Sources said besides the initial deployments, 100 men were deployed to Equatorial Guinea early this month after the same number of soldiers returned from service to bolster Nguema’s security.
But ZDF commander General Constantino Chiwenga in November last year said a contingent had been deployed to the oil-rich nation to train its military officers following an urgent request by Nguema, further hinting they could also be assigned any other task, something which raises eyebrows.
“The Equatorial Guinea had realised some training deficiencies on their defence forces, hence the request. In line with the ethics of our defence, I want you to remain professional and undertake this mission and any other additional tasks given to you,” Chiwenga said during a send-off ceremony.
“Internal events leading into 2016 include the holding of the national congress by the ruling party followed by general elections. It becomes critical that you exercise caution as you safeguard the lives of men and equipment of the Zimbabwe contingent.”
Military sources said there is an army aircraft which returns to Zimbabwe every mid-month with soldiers who would have spent a month in Equatorial Guinea.

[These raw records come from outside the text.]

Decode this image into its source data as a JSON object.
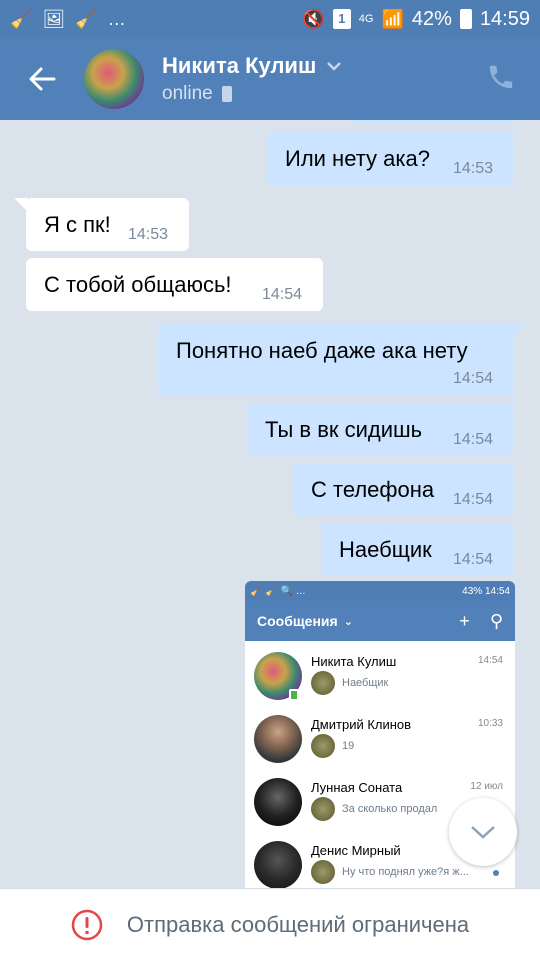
{
  "status_bar": {
    "battery": "42%",
    "time": "14:59",
    "network": "4G",
    "sim": "1"
  },
  "header": {
    "name": "Никита Кулиш",
    "status": "online"
  },
  "messages": [
    {
      "dir": "out",
      "text": "Или нету ака?",
      "time": "14:53"
    },
    {
      "dir": "in",
      "text": "Я с пк!",
      "time": "14:53"
    },
    {
      "dir": "in",
      "text": "С тобой общаюсь!",
      "time": "14:54"
    },
    {
      "dir": "out",
      "text": "Понятно наеб даже ака нету",
      "time": "14:54"
    },
    {
      "dir": "out",
      "text": "Ты в вк сидишь",
      "time": "14:54"
    },
    {
      "dir": "out",
      "text": "С телефона",
      "time": "14:54"
    },
    {
      "dir": "out",
      "text": "Наебщик",
      "time": "14:54"
    }
  ],
  "attachment": {
    "status_bar": {
      "battery": "43%",
      "time": "14:54"
    },
    "title": "Сообщения",
    "conversations": [
      {
        "name": "Никита Кулиш",
        "time": "14:54",
        "preview": "Наебщик"
      },
      {
        "name": "Дмитрий Клинов",
        "time": "10:33",
        "preview": "19"
      },
      {
        "name": "Лунная Соната",
        "time": "12 июл",
        "preview": "За сколько продал"
      },
      {
        "name": "Денис Мирный",
        "time": "",
        "preview": "Ну что поднял уже?я ж..."
      }
    ]
  },
  "bottom_bar": {
    "text": "Отправка сообщений ограничена"
  },
  "colors": {
    "header": "#5181b8",
    "outgoing": "#cce4ff",
    "incoming": "#ffffff",
    "background": "#dae2ec",
    "warning": "#e64646"
  }
}
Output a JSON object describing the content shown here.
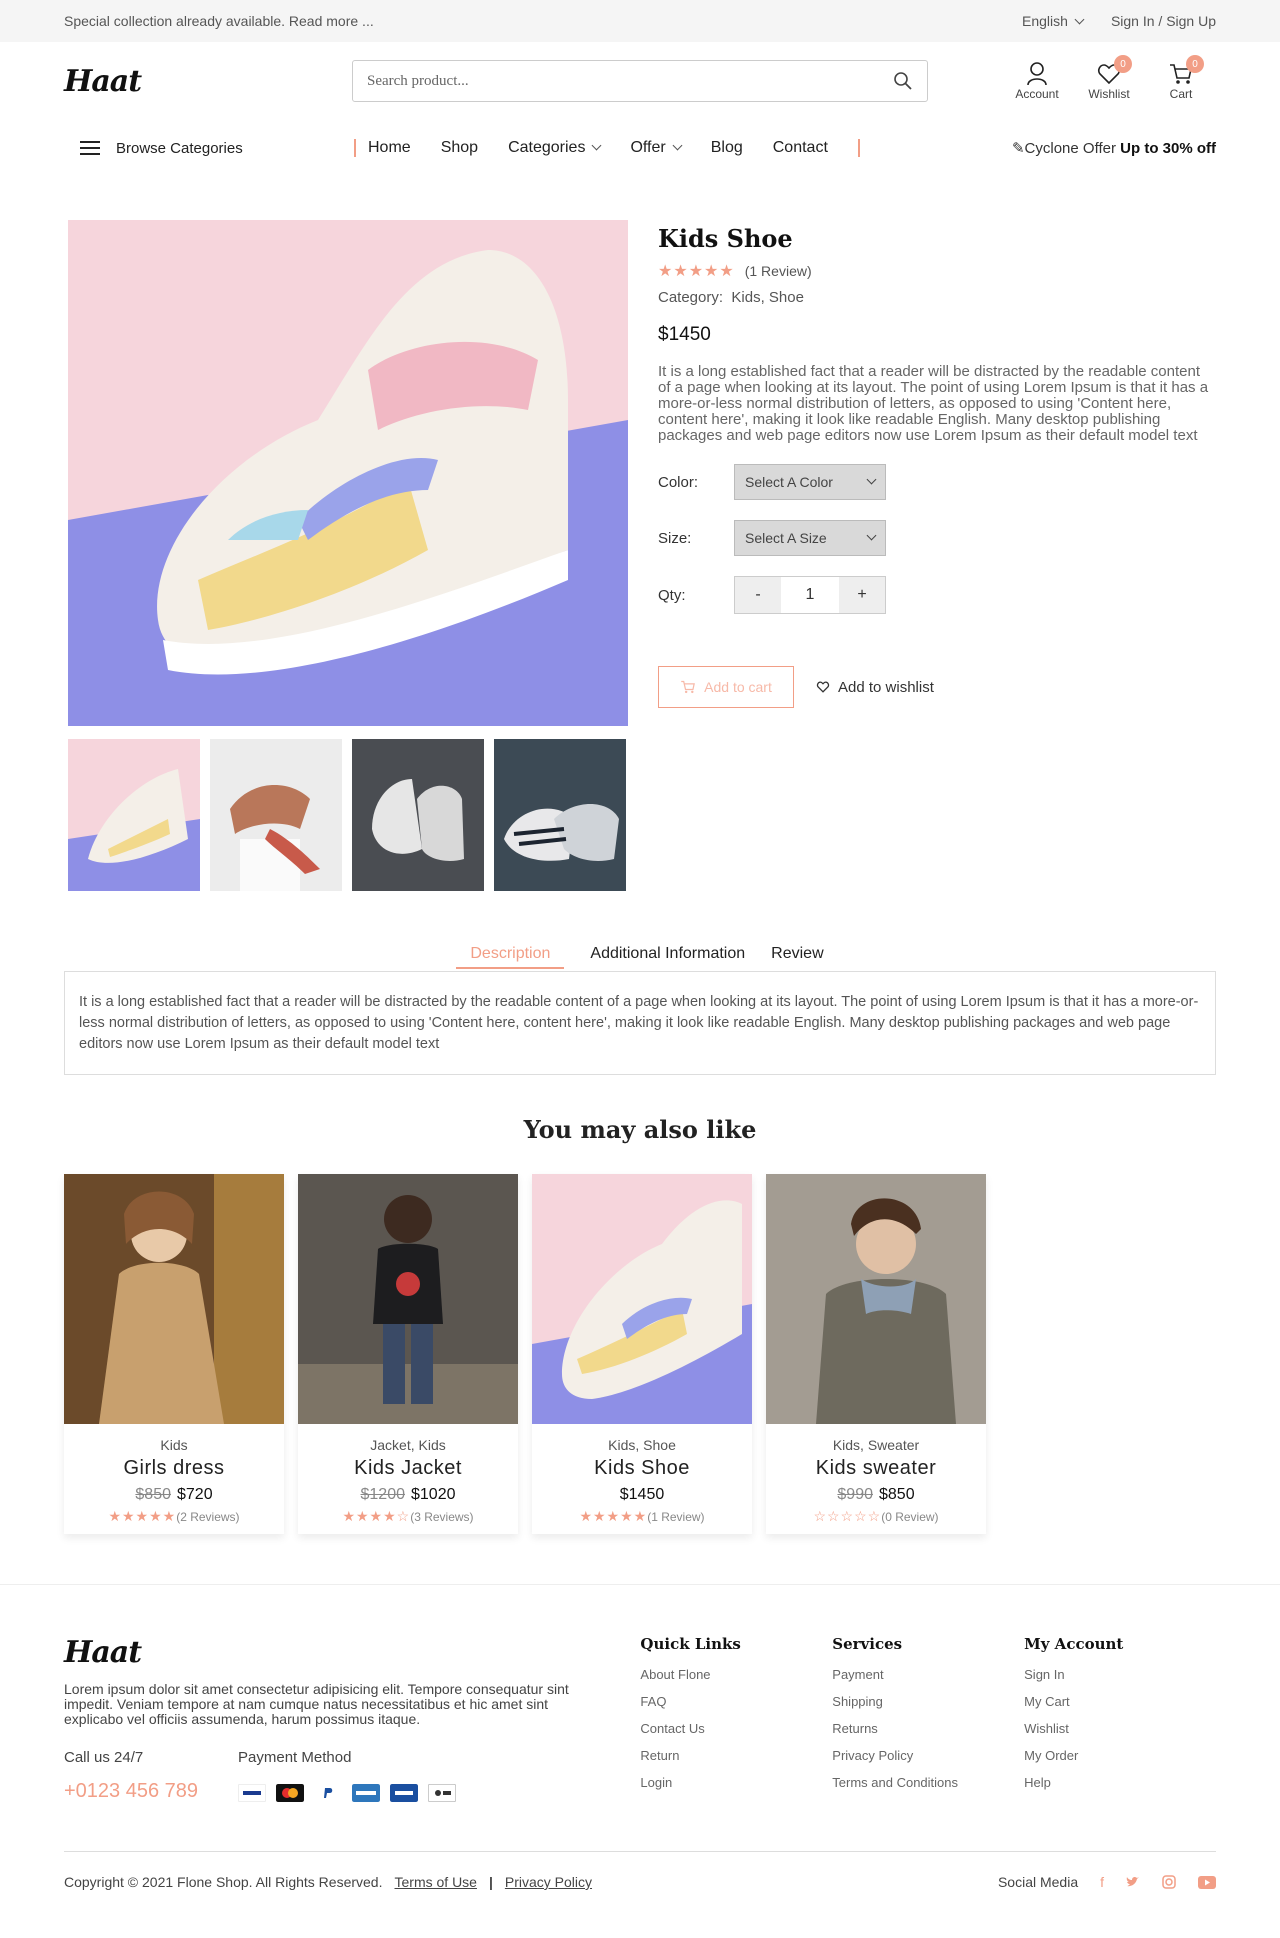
{
  "topbar": {
    "promo": "Special collection already available. Read more ...",
    "language": "English",
    "auth": "Sign In / Sign Up"
  },
  "header": {
    "logo": "Haat",
    "search_placeholder": "Search product...",
    "account_label": "Account",
    "wishlist_label": "Wishlist",
    "wishlist_count": "0",
    "cart_label": "Cart",
    "cart_count": "0"
  },
  "nav": {
    "browse": "Browse Categories",
    "items": [
      "Home",
      "Shop",
      "Categories",
      "Offer",
      "Blog",
      "Contact"
    ],
    "offer_prefix": "Cyclone Offer",
    "offer_bold": "Up to 30% off"
  },
  "product": {
    "title": "Kids Shoe",
    "reviews": "(1 Review)",
    "category_label": "Category:",
    "category_value": "Kids, Shoe",
    "price": "$1450",
    "description": "It is a long established fact that a reader will be distracted by the readable content of a page when looking at its layout. The point of using Lorem Ipsum is that it has a more-or-less normal distribution of letters, as opposed to using 'Content here, content here', making it look like readable English. Many desktop publishing packages and web page editors now use Lorem Ipsum as their default model text",
    "color_label": "Color:",
    "color_value": "Select A Color",
    "size_label": "Size:",
    "size_value": "Select A Size",
    "qty_label": "Qty:",
    "qty_minus": "-",
    "qty_value": "1",
    "qty_plus": "+",
    "add_to_cart": "Add to cart",
    "add_to_wishlist": "Add to wishlist"
  },
  "tabs": {
    "items": [
      "Description",
      "Additional Information",
      "Review"
    ],
    "content": "It is a long established fact that a reader will be distracted by the readable content of a page when looking at its layout. The point of using Lorem Ipsum is that it has a more-or-less normal distribution of letters, as opposed to using 'Content here, content here', making it look like readable English. Many desktop publishing packages and web page editors now use Lorem Ipsum as their default model text"
  },
  "related": {
    "title": "You may also like",
    "cards": [
      {
        "category": "Kids",
        "name": "Girls dress",
        "old_price": "$850",
        "price": "$720",
        "reviews": "(2 Reviews)",
        "rating": 5
      },
      {
        "category": "Jacket, Kids",
        "name": "Kids Jacket",
        "old_price": "$1200",
        "price": "$1020",
        "reviews": "(3 Reviews)",
        "rating": 4
      },
      {
        "category": "Kids, Shoe",
        "name": "Kids Shoe",
        "old_price": "",
        "price": "$1450",
        "reviews": "(1 Review)",
        "rating": 5
      },
      {
        "category": "Kids, Sweater",
        "name": "Kids sweater",
        "old_price": "$990",
        "price": "$850",
        "reviews": "(0 Review)",
        "rating": 0
      }
    ]
  },
  "footer": {
    "logo": "Haat",
    "about": "Lorem ipsum dolor sit amet consectetur adipisicing elit. Tempore consequatur sint impedit. Veniam tempore at nam cumque natus necessitatibus et hic amet sint explicabo vel officiis assumenda, harum possimus itaque.",
    "call_label": "Call us 24/7",
    "payment_label": "Payment Method",
    "phone": "+0123 456 789",
    "quick_links": {
      "title": "Quick Links",
      "items": [
        "About Flone",
        "FAQ",
        "Contact Us",
        "Return",
        "Login"
      ]
    },
    "services": {
      "title": "Services",
      "items": [
        "Payment",
        "Shipping",
        "Returns",
        "Privacy Policy",
        "Terms and Conditions"
      ]
    },
    "account": {
      "title": "My Account",
      "items": [
        "Sign In",
        "My Cart",
        "Wishlist",
        "My Order",
        "Help"
      ]
    },
    "copyright": "Copyright © 2021 Flone Shop. All Rights Reserved.",
    "terms": "Terms of Use",
    "divider": "|",
    "privacy": "Privacy Policy",
    "social_label": "Social Media"
  },
  "colors": {
    "accent": "#f29e86"
  }
}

“One hundred soldiers left this week when the administration plane arrived. It brought back the 100 people who spent the July-August month,” a source said.
“The other 100 who should go mid-October are already camped at the One Commando barracks.”
The Zimbabwean soldiers are understood to be paid a monthly allowance of US$300 under this controversial arrangement.
While some people question the legality of the deployment, constitutional law expert Lovemore Madhuku, however, said there was no constitutional breach as long as the forces were not deployed to engage in combat.
On March 7 2004, Mann and his gang of mercenaries were arrested in Zimbabwe when their Boeing 727 jet was seized by security forces during a stopover at Harare International Airport where they planned to pick up weapons worth £100 000. The men were charged with violating the country’s immigration, firearms and security laws and later convicted in Equatorial Guinea for plotting a coup d’état.
Mann was pardoned by Nguema after serving 15 months of a 34-year jail sentence at the end of his trial in the capital, Malabo. He had been extradited to Equatorial Guinea after serving a four-year sentence in Zimbabwe.
Despite trying to overthrow Nguema, Mann is now ironically his security advisor.